The State contends that the search was permissible under Pallone because Denk was standing within easy reach of the eyeglass case when it was on the ground, thus raising concerns for the officer’s safety and the potential destruction of evidence.  The State argues that the scope of a search incident to arrest should not be limited to an arbitrarily circumscribed area inside the vehicle but, instead, the scope of the permissible search should be measured under the “flexible concept of immediate area.”  The State argues that this will prevent the person arrested from grabbing a weapon or destroying evidence that may be located outside the car.  The State contends that its argument is also based on common sense because “no court has ever held, or would ever hold, that occupants of a vehicle can defeat the search incident to arrest exception by surreptitiously tossing their contraband on the ground outside the car ….” 

Denk contends that the State’s argument calls for an unprecedented extension of New York v. Belton, 453 U.S. 454 (1981), which allows police to search the passenger compartment of a car incident to the arrest of an occupant of the car.  Denk contends that no Wisconsin case has ever extended Belton to include the belongings of a passenger who has not been arrested that are located outside the car.  Denk notes that the supreme court in Pallone carefully framed the issue before it as whether a driver’s arrest justified “a warrantless search of the passenger compartment and any containers, open or closed, located in that compartment.”  Pallone, 236 Wis. 2d 162, ¶42 (emphasis added).  Denk contends that Pallone allows a search of only those items located inside a vehicle.

United States Supreme Court precedent teaches that, while a passenger’s belongings in a car may be searched incident to the arrest of an occupant of the car because they may conceal evidence of the arrestee’s crime, probable cause to search a car does not justify a body search of a passenger.  Wyoming v. Houghton, 526 U.S. 295, 303 (1999).  If the eyeglass case had been found in the car, it would have been constitutionally permissible to search it.  See Pallone, 236 Wis. 2d 162, ¶¶54-55; Houghton, 526 U.S. at 303.  Conversely, if the eyeglass case had been in Denk’s pocket or otherwise on his person, the police would not have been permitted to open it or search it incident to Pickering’s arrest.  See Houghton, 526 U.S. at 303. 

The question thus presents itself:  what inquiry should be made when a passenger’s personal belongings are found outside a motor vehicle?  Must the circuit court make a factual finding as to how the passenger’s property ended up outside the vehicle?  May the police officer draw an inference that Denk tossed the case from the car or that it fell out of the car, and was thus subject to search?  Should the police officer draw an inference that the case fell out of Denk’s pocket, and thus was not subject to search?  Because the State carries the burden, does the State’s failure to show how the eyeglass case got out of the car require an inference that it was on Denk’s person and then fell to the ground, thus resulting in suppression of the evidence? 

Pursuant to Wis. Stat.
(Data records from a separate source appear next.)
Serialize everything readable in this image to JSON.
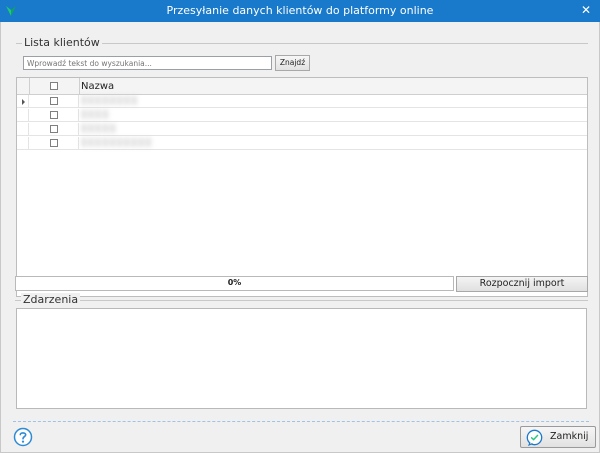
{
  "window": {
    "title": "Przesyłanie danych klientów do platformy online",
    "close_glyph": "✕"
  },
  "clients": {
    "legend": "Lista klientów",
    "search_placeholder": "Wprowadź tekst do wyszukania...",
    "search_button": "Znajdź",
    "columns": {
      "name": "Nazwa"
    },
    "rows": [
      {
        "name": "▒▒▒▒▒▒▒▒",
        "checked": false,
        "current": true
      },
      {
        "name": "▒▒▒▒",
        "checked": false,
        "current": false
      },
      {
        "name": "▒▒▒▒▒",
        "checked": false,
        "current": false
      },
      {
        "name": "▒▒▒▒▒▒▒▒▒▒",
        "checked": false,
        "current": false
      }
    ]
  },
  "progress": {
    "value": 0,
    "label": "0%"
  },
  "import_button": "Rozpocznij import",
  "events": {
    "legend": "Zdarzenia",
    "log": ""
  },
  "footer": {
    "close_button": "Zamknij"
  },
  "icons": {
    "app": "app-logo-icon",
    "help": "help-icon",
    "close_button_icon": "chat-bubble-icon"
  },
  "colors": {
    "titlebar": "#1979ca",
    "accent": "#1979ca",
    "help": "#2e8bd6"
  }
}
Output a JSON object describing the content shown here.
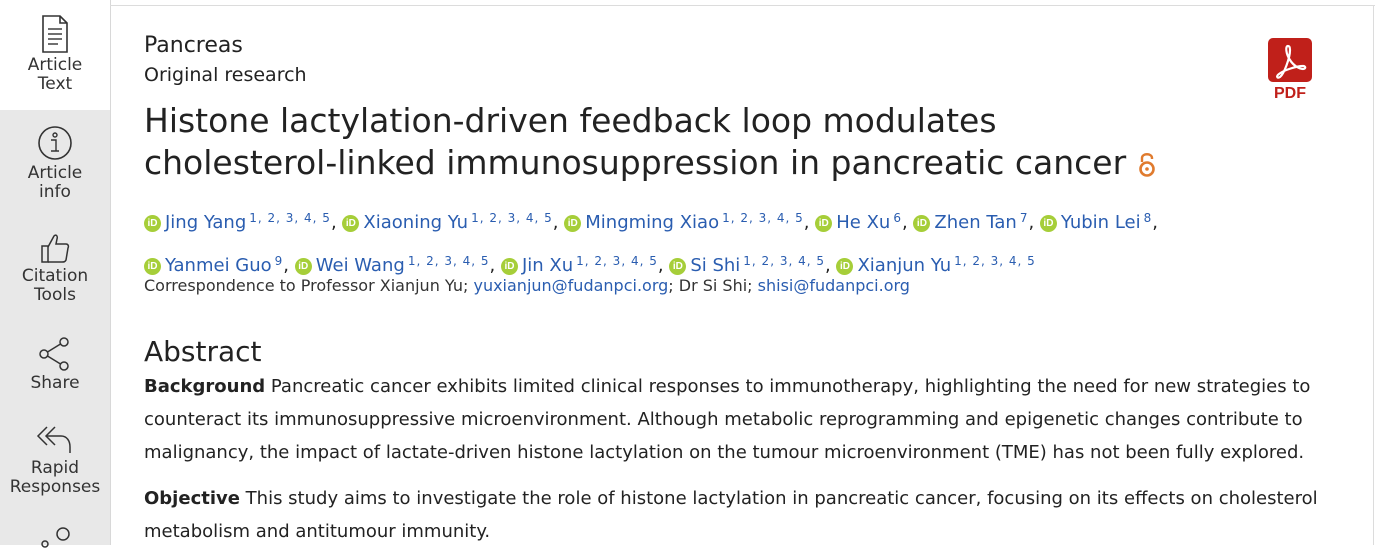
{
  "sidebar": {
    "items": [
      {
        "label": "Article\nText",
        "icon": "document-icon"
      },
      {
        "label": "Article\ninfo",
        "icon": "info-icon"
      },
      {
        "label": "Citation\nTools",
        "icon": "thumbs-up-icon"
      },
      {
        "label": "Share",
        "icon": "share-icon"
      },
      {
        "label": "Rapid\nResponses",
        "icon": "reply-all-icon"
      }
    ]
  },
  "article": {
    "section": "Pancreas",
    "type": "Original research",
    "title": "Histone lactylation-driven feedback loop modulates cholesterol-linked immunosuppression in pancreatic cancer",
    "pdf_label": "PDF",
    "authors": [
      {
        "name": "Jing Yang",
        "aff": "1, 2, 3, 4, 5"
      },
      {
        "name": "Xiaoning Yu",
        "aff": "1, 2, 3, 4, 5"
      },
      {
        "name": "Mingming Xiao",
        "aff": "1, 2, 3, 4, 5"
      },
      {
        "name": "He Xu",
        "aff": "6"
      },
      {
        "name": "Zhen Tan",
        "aff": "7"
      },
      {
        "name": "Yubin Lei",
        "aff": "8"
      },
      {
        "name": "Yanmei Guo",
        "aff": "9"
      },
      {
        "name": "Wei Wang",
        "aff": "1, 2, 3, 4, 5"
      },
      {
        "name": "Jin Xu",
        "aff": "1, 2, 3, 4, 5"
      },
      {
        "name": "Si Shi",
        "aff": "1, 2, 3, 4, 5"
      },
      {
        "name": "Xianjun Yu",
        "aff": "1, 2, 3, 4, 5"
      }
    ],
    "correspondence": {
      "prefix": "Correspondence to Professor Xianjun Yu; ",
      "email1": "yuxianjun@fudanpci.org",
      "middle": "; Dr Si Shi; ",
      "email2": "shisi@fudanpci.org"
    },
    "abstract": {
      "heading": "Abstract",
      "background_label": "Background",
      "background_text": " Pancreatic cancer exhibits limited clinical responses to immunotherapy, highlighting the need for new strategies to counteract its immunosuppressive microenvironment. Although metabolic reprogramming and epigenetic changes contribute to malignancy, the impact of lactate-driven histone lactylation on the tumour microenvironment (TME) has not been fully explored.",
      "objective_label": "Objective",
      "objective_text": " This study aims to investigate the role of histone lactylation in pancreatic cancer, focusing on its effects on cholesterol metabolism and antitumour immunity."
    }
  },
  "colors": {
    "link": "#2a5db0",
    "orcid": "#a6ce39",
    "pdf": "#c0201a",
    "open_access": "#e07b2e",
    "sidebar_bg": "#e8e8e8"
  }
}
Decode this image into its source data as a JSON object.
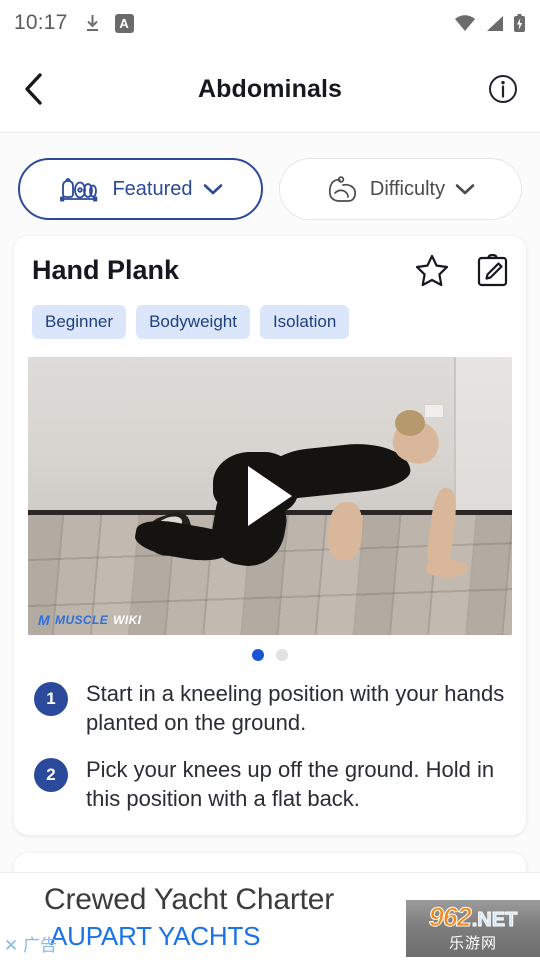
{
  "statusbar": {
    "time": "10:17",
    "left_icons": [
      {
        "name": "download-icon"
      },
      {
        "name": "keyboard-language-icon",
        "label": "A"
      }
    ],
    "right_icons": [
      {
        "name": "wifi-icon"
      },
      {
        "name": "cellular-signal-icon"
      },
      {
        "name": "battery-charging-icon"
      }
    ]
  },
  "header": {
    "back_label": "Back",
    "title": "Abdominals",
    "info_label": "Info"
  },
  "filters": [
    {
      "label": "Featured",
      "icon": "gym-equipment-icon",
      "active": true
    },
    {
      "label": "Difficulty",
      "icon": "bicep-flex-icon",
      "active": false
    }
  ],
  "exercise": {
    "title": "Hand Plank",
    "favorite_label": "Favorite",
    "log_label": "Log workout",
    "tags": [
      "Beginner",
      "Bodyweight",
      "Isolation"
    ],
    "video": {
      "play_label": "Play",
      "watermark_mark": "M",
      "watermark_primary": "MUSCLE",
      "watermark_secondary": "WIKI"
    },
    "carousel": {
      "total": 2,
      "active_index": 0
    },
    "steps": [
      {
        "num": "1",
        "text": "Start in a kneeling position with your hands planted on the ground."
      },
      {
        "num": "2",
        "text": "Pick your knees up off the ground. Hold in this position with a flat back."
      }
    ]
  },
  "ad": {
    "title": "Crewed Yacht Charter",
    "brand": "AUPART YACHTS",
    "close_label": "✕ 广告",
    "watermark_number": "962",
    "watermark_net": ".NET",
    "watermark_cn": "乐游网"
  },
  "colors": {
    "accent_blue": "#2c4a9a",
    "tag_bg": "#dbe6fa",
    "tag_text": "#20407e",
    "step_badge": "#2b4a9b",
    "dot_active": "#1956d6",
    "ad_link": "#1a73e8"
  }
}
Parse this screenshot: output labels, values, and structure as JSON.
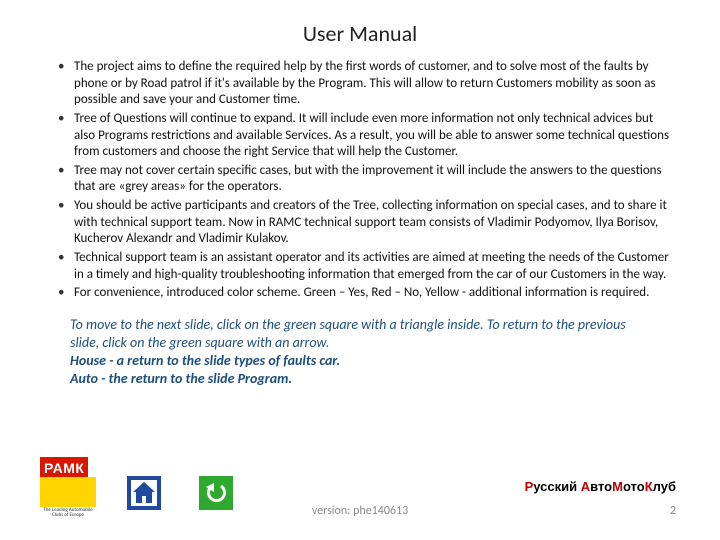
{
  "title": "User Manual",
  "bullets": [
    "The project aims to define the required help by the first words of customer, and to solve most of the faults by phone or by Road patrol if it's available by the Program. This will allow to return Customers mobility as soon as possible and save your and Customer time.",
    "Tree of Questions will continue to expand. It will include even more information not only technical advices but also Programs restrictions and available Services. As a result, you will be able to answer some technical questions from customers and choose the right Service that will help the Customer.",
    "Tree may not cover certain specific cases, but with the improvement it will include the answers to the questions that are «grey areas» for the operators.",
    "You should be active participants and creators of the Tree, collecting information on special cases, and to share it with technical support team. Now in RAMC technical support team consists of  Vladimir Podyomov, Ilya Borisov, Kucherov Alexandr and Vladimir Kulakov.",
    "Technical support team is an assistant operator and its activities are aimed at meeting the needs of the Customer in a timely and high-quality troubleshooting information that emerged from the car of our Customers in the way.",
    "For convenience, introduced color scheme. Green – Yes, Red – No, Yellow - additional information is required."
  ],
  "instructions": {
    "line1": "To move to the next slide, click on the green square with a triangle inside. To return to the previous slide, click on the green square with an arrow.",
    "line2": "House - a return to the slide types of faults car.",
    "line3": "Auto - the return to the slide Program."
  },
  "logo": {
    "text": "РАМК",
    "sub": "The Leading Automobile Clubs of Europe"
  },
  "brand": {
    "r1": "Р",
    "b1": "усский ",
    "r2": "А",
    "b2": "вто",
    "r3": "М",
    "b3": "ото",
    "r4": "К",
    "b4": "луб"
  },
  "version": "version: phe140613",
  "page": "2"
}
Rule 809.61 (2005-06), we certify the appeal in this case to the Wisconsin Supreme Court for its review and determination.[2]



[1]  There was no testimony at the suppression hearing about how the eyeglass case got on the ground and the circuit court made no findings of fact pertaining to how the eyeglass case came to be in this location.   

[2]  Denk raises a second issue that can be resolved under existing law, so we do not address that question in this certification.